• Elizabeth Bartasius

Why We Don't Write

As writers we know why we write, but sometimes we don’t write. Those times of nonscribbling can also be valuable.

Some of many reasons we might not be writing that require compassion and patience:

  • We are writing in our mind (Wasn’t it Stephen King who said about 3/4 of writing happens in our head?)

  • We are cleaning mold off kitchen cabinets and otherwise getting our house in order (after a hurricane or life’s hurricanes) so we are clear again to write.

  • We are working on free lance paid project for clients and in order to do our best work, we need to be focused for the period of the project.

  • We are in the middle of a huge dramatic event and we need to stay present to the unfolding. Later, looking in the rear view mirror with perspective, we can write to our heart’s delight.

  • A death in the family.

Reasons we don’t write that require vigilance or at least, some modicum of suspicion:

  • If any of the above reasons we do write take too long.

  • We don’t feel like it.

  • We are overwhelmed.

  • We are are distracted by work, kids, social events, workshops, excuses.

  • We are stalling.

  • We don’t think we are any good.

  • We were heavily criticized.

There are lots of reasons we don’t write and not writing is part of writing. So long as we get back to the writing, all is well. If any of those reasons take too long, then we need to put our finger to our chin and consider we just got bush whacked by resistance.

Which is what happened to me this last many months.

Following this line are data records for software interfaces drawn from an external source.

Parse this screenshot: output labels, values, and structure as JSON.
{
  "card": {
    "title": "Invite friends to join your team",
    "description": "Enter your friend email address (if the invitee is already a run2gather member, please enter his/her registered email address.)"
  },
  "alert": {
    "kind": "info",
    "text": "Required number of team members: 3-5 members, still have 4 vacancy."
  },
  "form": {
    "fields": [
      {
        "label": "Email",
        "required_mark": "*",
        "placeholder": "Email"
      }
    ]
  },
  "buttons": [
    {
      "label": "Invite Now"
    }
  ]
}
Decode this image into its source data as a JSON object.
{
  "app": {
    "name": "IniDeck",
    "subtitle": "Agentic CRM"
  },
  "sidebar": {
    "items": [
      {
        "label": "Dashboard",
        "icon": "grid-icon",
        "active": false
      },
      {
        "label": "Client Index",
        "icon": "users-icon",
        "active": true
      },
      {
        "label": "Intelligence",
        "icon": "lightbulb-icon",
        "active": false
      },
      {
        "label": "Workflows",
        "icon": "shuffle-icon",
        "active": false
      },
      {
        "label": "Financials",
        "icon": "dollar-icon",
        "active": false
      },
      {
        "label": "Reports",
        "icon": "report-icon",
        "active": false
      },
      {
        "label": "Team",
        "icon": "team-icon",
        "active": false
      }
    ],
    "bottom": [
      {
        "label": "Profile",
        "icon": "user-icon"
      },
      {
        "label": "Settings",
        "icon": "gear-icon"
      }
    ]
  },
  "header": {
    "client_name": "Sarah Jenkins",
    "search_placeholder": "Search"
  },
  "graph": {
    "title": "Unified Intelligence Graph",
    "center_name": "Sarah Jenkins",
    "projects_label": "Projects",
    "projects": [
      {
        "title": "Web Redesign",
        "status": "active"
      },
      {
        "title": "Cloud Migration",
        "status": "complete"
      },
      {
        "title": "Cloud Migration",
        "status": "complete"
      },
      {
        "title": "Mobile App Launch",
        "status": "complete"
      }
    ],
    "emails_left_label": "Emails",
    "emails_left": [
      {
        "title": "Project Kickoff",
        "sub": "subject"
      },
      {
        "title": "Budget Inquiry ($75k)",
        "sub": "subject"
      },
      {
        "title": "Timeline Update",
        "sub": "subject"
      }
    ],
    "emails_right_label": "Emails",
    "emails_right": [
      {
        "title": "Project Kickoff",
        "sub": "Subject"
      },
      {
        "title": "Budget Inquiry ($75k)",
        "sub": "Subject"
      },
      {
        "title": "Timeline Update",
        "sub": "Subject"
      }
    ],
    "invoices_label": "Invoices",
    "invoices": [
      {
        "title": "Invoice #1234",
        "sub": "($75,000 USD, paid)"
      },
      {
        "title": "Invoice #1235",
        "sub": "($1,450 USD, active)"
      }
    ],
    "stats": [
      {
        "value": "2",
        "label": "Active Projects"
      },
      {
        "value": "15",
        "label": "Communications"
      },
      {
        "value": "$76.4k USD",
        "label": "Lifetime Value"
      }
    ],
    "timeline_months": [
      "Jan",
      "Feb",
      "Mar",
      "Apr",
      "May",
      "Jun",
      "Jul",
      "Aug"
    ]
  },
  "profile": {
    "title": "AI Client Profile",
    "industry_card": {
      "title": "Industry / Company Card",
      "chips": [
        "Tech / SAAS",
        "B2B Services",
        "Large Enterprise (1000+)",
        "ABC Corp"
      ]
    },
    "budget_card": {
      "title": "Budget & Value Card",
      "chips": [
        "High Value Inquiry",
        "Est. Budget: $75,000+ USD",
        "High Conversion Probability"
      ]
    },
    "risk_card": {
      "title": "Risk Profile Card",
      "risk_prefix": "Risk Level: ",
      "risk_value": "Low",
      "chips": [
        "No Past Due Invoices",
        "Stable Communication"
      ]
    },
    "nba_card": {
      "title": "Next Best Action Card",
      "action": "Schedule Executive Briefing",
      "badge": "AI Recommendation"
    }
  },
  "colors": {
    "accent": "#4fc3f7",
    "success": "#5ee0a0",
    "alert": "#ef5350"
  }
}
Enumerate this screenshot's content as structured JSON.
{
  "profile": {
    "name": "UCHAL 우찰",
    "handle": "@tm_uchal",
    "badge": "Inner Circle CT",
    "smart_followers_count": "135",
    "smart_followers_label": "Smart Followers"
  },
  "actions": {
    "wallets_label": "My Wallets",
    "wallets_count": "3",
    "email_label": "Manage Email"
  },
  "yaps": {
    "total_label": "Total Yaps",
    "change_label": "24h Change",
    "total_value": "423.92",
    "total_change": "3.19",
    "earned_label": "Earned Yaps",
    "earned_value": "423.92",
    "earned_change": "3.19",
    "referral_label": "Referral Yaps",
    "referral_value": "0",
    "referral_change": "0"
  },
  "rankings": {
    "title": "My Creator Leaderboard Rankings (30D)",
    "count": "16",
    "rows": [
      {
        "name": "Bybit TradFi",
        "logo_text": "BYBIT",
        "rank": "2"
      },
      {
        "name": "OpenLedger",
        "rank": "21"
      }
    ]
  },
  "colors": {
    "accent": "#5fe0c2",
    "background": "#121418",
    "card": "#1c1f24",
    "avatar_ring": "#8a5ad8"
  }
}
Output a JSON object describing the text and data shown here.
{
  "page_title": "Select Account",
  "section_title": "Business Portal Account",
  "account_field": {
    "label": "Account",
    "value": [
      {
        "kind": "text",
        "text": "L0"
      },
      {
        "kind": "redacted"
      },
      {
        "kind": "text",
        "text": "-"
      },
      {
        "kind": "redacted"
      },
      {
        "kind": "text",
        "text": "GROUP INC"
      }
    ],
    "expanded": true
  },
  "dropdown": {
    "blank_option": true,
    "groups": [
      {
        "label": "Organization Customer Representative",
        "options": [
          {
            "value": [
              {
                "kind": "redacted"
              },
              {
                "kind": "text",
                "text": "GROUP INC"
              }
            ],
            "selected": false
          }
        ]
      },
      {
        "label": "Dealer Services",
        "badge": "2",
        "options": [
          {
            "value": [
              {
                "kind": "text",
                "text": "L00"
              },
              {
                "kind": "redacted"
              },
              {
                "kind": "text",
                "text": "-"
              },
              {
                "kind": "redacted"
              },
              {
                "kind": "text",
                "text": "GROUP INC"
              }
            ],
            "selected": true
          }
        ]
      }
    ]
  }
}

This unfolding led to what I am delightfully calling my “mid-life crisis.” Yes, it involved a shiny a new car. It also led to the most profound breakthrough I’ve had since 2005 (and I’ve had a lot of big transformation in between!) I might write about this, I might not.

In the meantime, I just want to say, Thanks! Thanks for your patience and compassion while I didn’t write. And, thanks for continuing to read and engage, not just with me, but your own gorgeous life.